* **Data about app and page elements**
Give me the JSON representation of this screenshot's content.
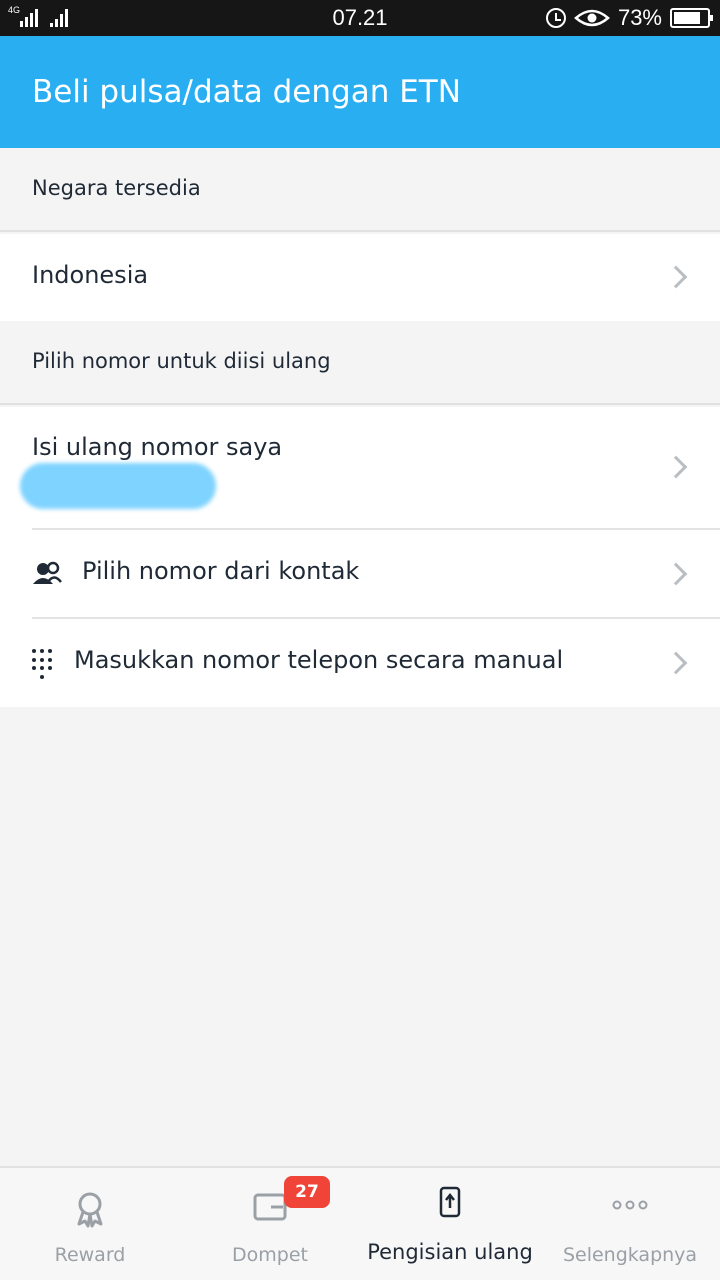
{
  "status_bar": {
    "network": "4G",
    "time": "07.21",
    "battery": "73%"
  },
  "app_bar": {
    "title": "Beli pulsa/data dengan ETN"
  },
  "sections": {
    "country_header": "Negara tersedia",
    "country_value": "Indonesia",
    "number_header": "Pilih nomor untuk diisi ulang",
    "own_number": "Isi ulang nomor saya",
    "from_contacts": "Pilih nomor dari kontak",
    "manual_entry": "Masukkan nomor telepon secara manual"
  },
  "bottom_nav": {
    "items": [
      {
        "label": "Reward",
        "icon": "reward-icon"
      },
      {
        "label": "Dompet",
        "icon": "wallet-icon",
        "badge": "27"
      },
      {
        "label": "Pengisian ulang",
        "icon": "recharge-icon",
        "active": true
      },
      {
        "label": "Selengkapnya",
        "icon": "more-icon"
      }
    ]
  },
  "colors": {
    "accent": "#2aaef2",
    "badge": "#f04438"
  }
}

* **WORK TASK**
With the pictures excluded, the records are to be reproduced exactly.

* **FINISHED EXERCISE**
Give me the JSON representation of this screenshot's content.
{
  "status_bar": {
    "network": "4G",
    "time": "07.21",
    "battery": "73%"
  },
  "app_bar": {
    "title": "Beli pulsa/data dengan ETN"
  },
  "sections": {
    "country_header": "Negara tersedia",
    "country_value": "Indonesia",
    "number_header": "Pilih nomor untuk diisi ulang",
    "own_number": "Isi ulang nomor saya",
    "from_contacts": "Pilih nomor dari kontak",
    "manual_entry": "Masukkan nomor telepon secara manual"
  },
  "bottom_nav": {
    "items": [
      {
        "label": "Reward",
        "icon": "reward-icon"
      },
      {
        "label": "Dompet",
        "icon": "wallet-icon",
        "badge": "27"
      },
      {
        "label": "Pengisian ulang",
        "icon": "recharge-icon",
        "active": true
      },
      {
        "label": "Selengkapnya",
        "icon": "more-icon"
      }
    ]
  },
  "colors": {
    "accent": "#2aaef2",
    "badge": "#f04438"
  }
}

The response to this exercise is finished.